The Delegated Management and Government Assurance Committee of the National Assembly has pointed out in its annual report that most government bodies and corporations had not framed delegated laws (Regulations, bylaws and directives) on the basis of the main Acts or laws.
“We have found that around 80 per cent delegated legislations are not based on the original act,” said Ram Narayan Bidari, chair of DMGAC. He said if government bodies followed the principle of drafting delegated legislation
on the basis of mother laws, then wrong elements could not frame bylaws to suit their interests
and this could reduce corruption by 50 per cent.
Ministries, constitutional bodies and government and semi-government bodies can frame delegated legislations on the basis of main laws. Bylaws are framed by the relevant bodies after the Parliament enacts the main laws.
The parliamentary panel also said in its report that government and semi-government bodies were drafting rules and regulations without coordinating with the relevant bodies. “Delegated legislations have been drafted without mentioning the main acts,” the report read. The report also suggested that government and semi-government bodies strictly abide by the main laws while drafting delegated laws.
The panel had collected delegated legislations from all the ministries, including the Prime Minister’s Office and constitutional bodies, to check what they had been doing till now.
The panel found that in some offices, regulations were not based on main laws and bylaws framed under the delegated laws were also not based on original laws.
Secretary of the panel Sudershan Khadka told THT that the committee has been working with each ministry to check if the delegated legislations were in consonance with the main Acts. There hasn’t been proper monitoring
of delegated legislation in the country till now.
Bidari said his committee had directed the government to ensure that delegated legislations were drafted on the basis of main acts without violating the spirit of the main acts.
The Parliament used to monitor delegated legislations before 1959, but that system ended after late King Mahendra took over power in 1960.
In 1991, the Parliament established a monitoring mechanism to check whether or not bylaws were as per the spirit of the
main laws, but this system did not work effectively.
After the country was declared a federal democratic republic in 2007, parliamentary panels were entrusted with the responsibility of looking after delegated legislations. But these panels only focused on the constitution drafting process and other issues. They didn’t look into delegated legislations.

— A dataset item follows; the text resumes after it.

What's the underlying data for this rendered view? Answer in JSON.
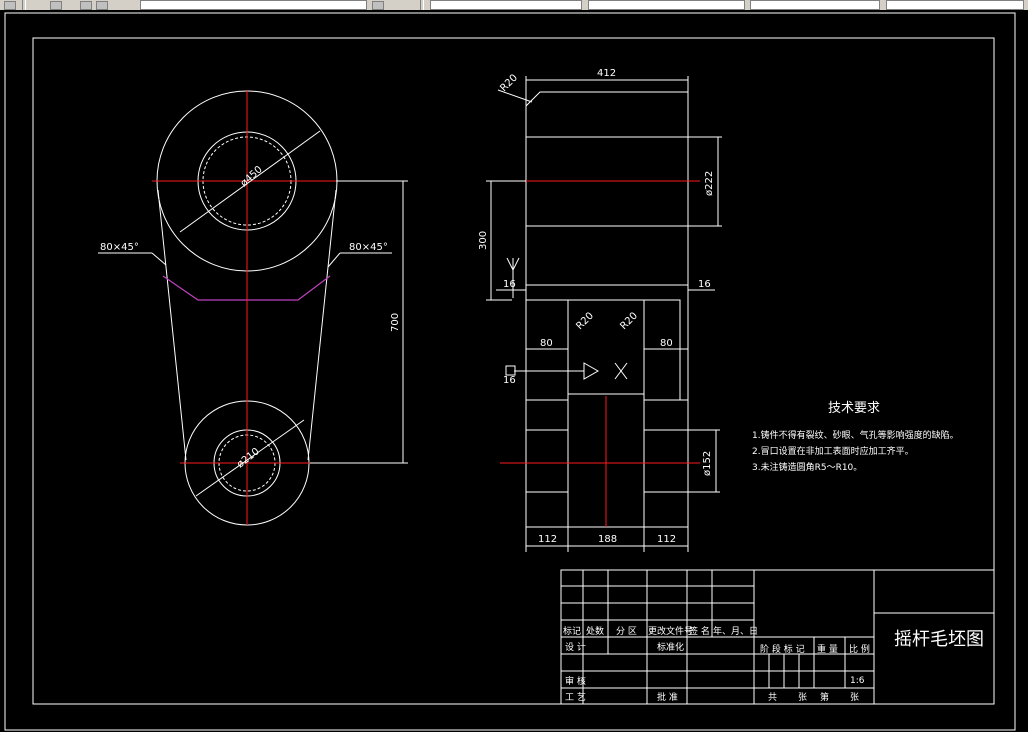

This time, a separate committee of the National Assembly was formed to ensure that delegated legislations were as per the main laws. Bidari said his committee would ensure that bylaws were not framed on whims but that they were based on the main laws.
A version of this article appears in print on August 25, 2019 of The Himalayan Times.